→ **What is expected**
Pick out each line of the records in which the word "icon" appears.

→ **Input material**

========================================

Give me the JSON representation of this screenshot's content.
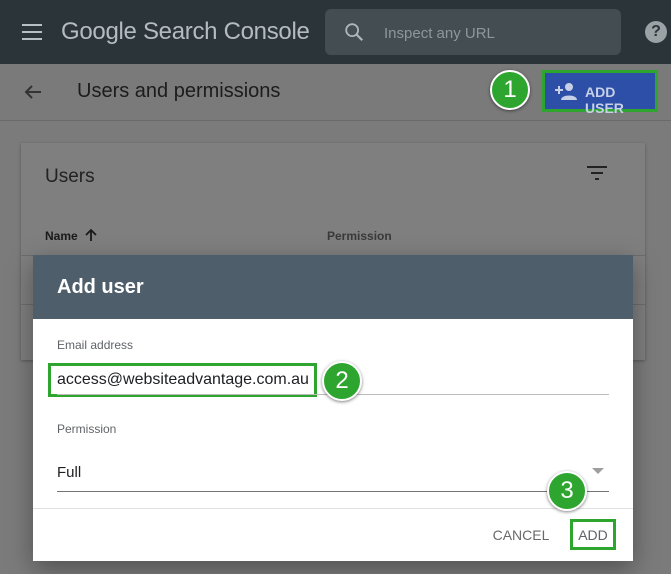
{
  "app": {
    "title": "Google Search Console"
  },
  "search": {
    "placeholder": "Inspect any URL"
  },
  "header": {
    "page_title": "Users and permissions",
    "add_user_label": "ADD USER"
  },
  "steps": [
    "1",
    "2",
    "3"
  ],
  "users_card": {
    "title": "Users",
    "columns": {
      "name": "Name",
      "permission": "Permission"
    }
  },
  "dialog": {
    "title": "Add user",
    "email_label": "Email address",
    "email_value": "access@websiteadvantage.com.au",
    "permission_label": "Permission",
    "permission_value": "Full",
    "cancel_label": "CANCEL",
    "add_label": "ADD"
  },
  "colors": {
    "highlight": "#2ea52f",
    "primary": "#2d4fa8",
    "dialog_header": "#4e5f6b"
  }
}
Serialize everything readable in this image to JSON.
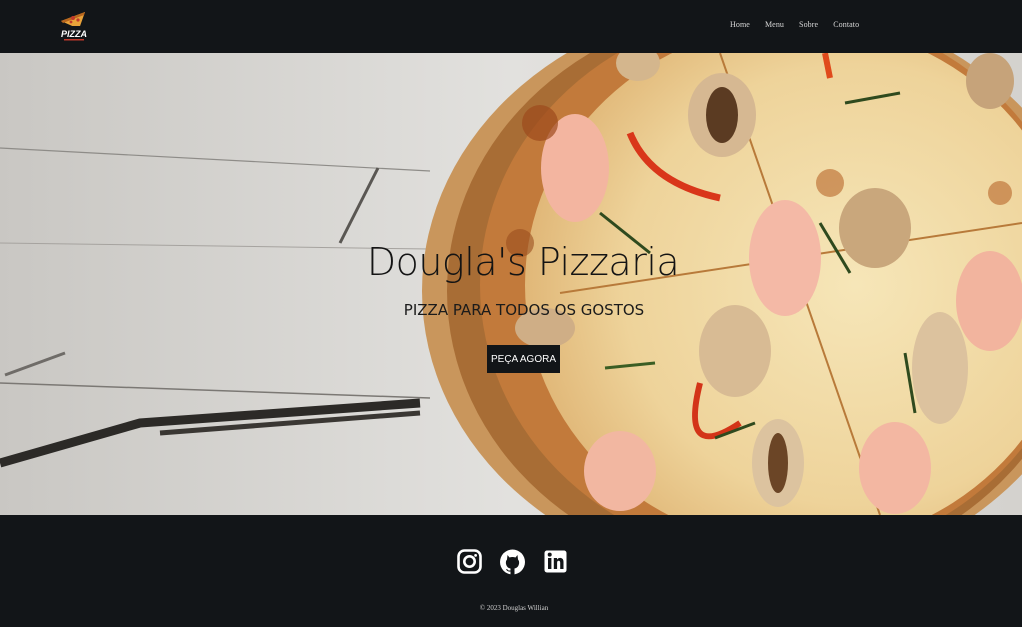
{
  "brand": {
    "logo_text": "PIZZA"
  },
  "nav": {
    "items": [
      {
        "label": "Home"
      },
      {
        "label": "Menu"
      },
      {
        "label": "Sobre"
      },
      {
        "label": "Contato"
      }
    ]
  },
  "hero": {
    "title": "Dougla's Pizzaria",
    "subtitle": "PIZZA PARA TODOS OS GOSTOS",
    "cta_label": "PEÇA AGORA"
  },
  "footer": {
    "social": [
      {
        "icon": "instagram-icon"
      },
      {
        "icon": "github-icon"
      },
      {
        "icon": "linkedin-icon"
      }
    ],
    "copyright": "© 2023 Douglas Willian"
  },
  "colors": {
    "dark": "#121518",
    "wood": "#d9d7d3",
    "crust": "#c98b46",
    "cheese": "#f1dfae"
  }
}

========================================

→ **Answer box**
        "icon": "instagram-icon"
        "icon": "github-icon"
        "icon": "linkedin-icon"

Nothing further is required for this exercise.